Task directions: Every line below is to be quoted exactly, with nothing added or dropped.

Input records:
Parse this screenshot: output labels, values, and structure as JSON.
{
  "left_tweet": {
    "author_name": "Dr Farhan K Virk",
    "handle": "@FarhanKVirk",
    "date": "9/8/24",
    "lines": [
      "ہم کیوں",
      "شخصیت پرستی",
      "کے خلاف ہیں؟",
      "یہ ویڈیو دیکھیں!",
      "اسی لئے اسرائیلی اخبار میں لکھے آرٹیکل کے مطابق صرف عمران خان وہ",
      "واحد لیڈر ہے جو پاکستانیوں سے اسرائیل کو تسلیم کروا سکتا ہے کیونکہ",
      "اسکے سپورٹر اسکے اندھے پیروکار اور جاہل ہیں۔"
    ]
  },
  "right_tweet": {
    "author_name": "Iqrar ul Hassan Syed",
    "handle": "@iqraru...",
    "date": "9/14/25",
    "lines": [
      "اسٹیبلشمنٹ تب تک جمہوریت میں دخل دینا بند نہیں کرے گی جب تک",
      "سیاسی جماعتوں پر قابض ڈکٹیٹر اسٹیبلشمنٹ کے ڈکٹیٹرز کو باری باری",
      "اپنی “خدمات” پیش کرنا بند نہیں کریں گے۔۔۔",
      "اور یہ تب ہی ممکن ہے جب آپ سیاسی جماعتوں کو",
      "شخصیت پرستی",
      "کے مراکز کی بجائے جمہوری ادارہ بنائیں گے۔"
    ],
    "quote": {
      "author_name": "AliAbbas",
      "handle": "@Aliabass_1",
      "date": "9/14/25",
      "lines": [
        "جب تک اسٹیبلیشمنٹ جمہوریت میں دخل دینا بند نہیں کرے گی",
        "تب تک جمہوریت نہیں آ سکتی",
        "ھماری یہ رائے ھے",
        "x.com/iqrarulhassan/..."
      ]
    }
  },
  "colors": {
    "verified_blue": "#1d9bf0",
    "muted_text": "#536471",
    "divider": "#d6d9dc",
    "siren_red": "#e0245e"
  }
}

Reply:
Parse this screenshot: output labels, values, and structure as JSON.
{
  "left_tweet": {
    "author_name": "Dr Farhan K Virk",
    "handle": "@FarhanKVirk",
    "date": "9/8/24",
    "lines": [
      "ہم کیوں",
      "شخصیت پرستی",
      "کے خلاف ہیں؟",
      "یہ ویڈیو دیکھیں!",
      "اسی لئے اسرائیلی اخبار میں لکھے آرٹیکل کے مطابق صرف عمران خان وہ",
      "واحد لیڈر ہے جو پاکستانیوں سے اسرائیل کو تسلیم کروا سکتا ہے کیونکہ",
      "اسکے سپورٹر اسکے اندھے پیروکار اور جاہل ہیں۔"
    ]
  },
  "right_tweet": {
    "author_name": "Iqrar ul Hassan Syed",
    "handle": "@iqraru...",
    "date": "9/14/25",
    "lines": [
      "اسٹیبلشمنٹ تب تک جمہوریت میں دخل دینا بند نہیں کرے گی جب تک",
      "سیاسی جماعتوں پر قابض ڈکٹیٹر اسٹیبلشمنٹ کے ڈکٹیٹرز کو باری باری",
      "اپنی “خدمات” پیش کرنا بند نہیں کریں گے۔۔۔",
      "اور یہ تب ہی ممکن ہے جب آپ سیاسی جماعتوں کو",
      "شخصیت پرستی",
      "کے مراکز کی بجائے جمہوری ادارہ بنائیں گے۔"
    ],
    "quote": {
      "author_name": "AliAbbas",
      "handle": "@Aliabass_1",
      "date": "9/14/25",
      "lines": [
        "جب تک اسٹیبلیشمنٹ جمہوریت میں دخل دینا بند نہیں کرے گی",
        "تب تک جمہوریت نہیں آ سکتی",
        "ھماری یہ رائے ھے",
        "x.com/iqrarulhassan/..."
      ]
    }
  },
  "colors": {
    "verified_blue": "#1d9bf0",
    "muted_text": "#536471",
    "divider": "#d6d9dc",
    "siren_red": "#e0245e"
  }
}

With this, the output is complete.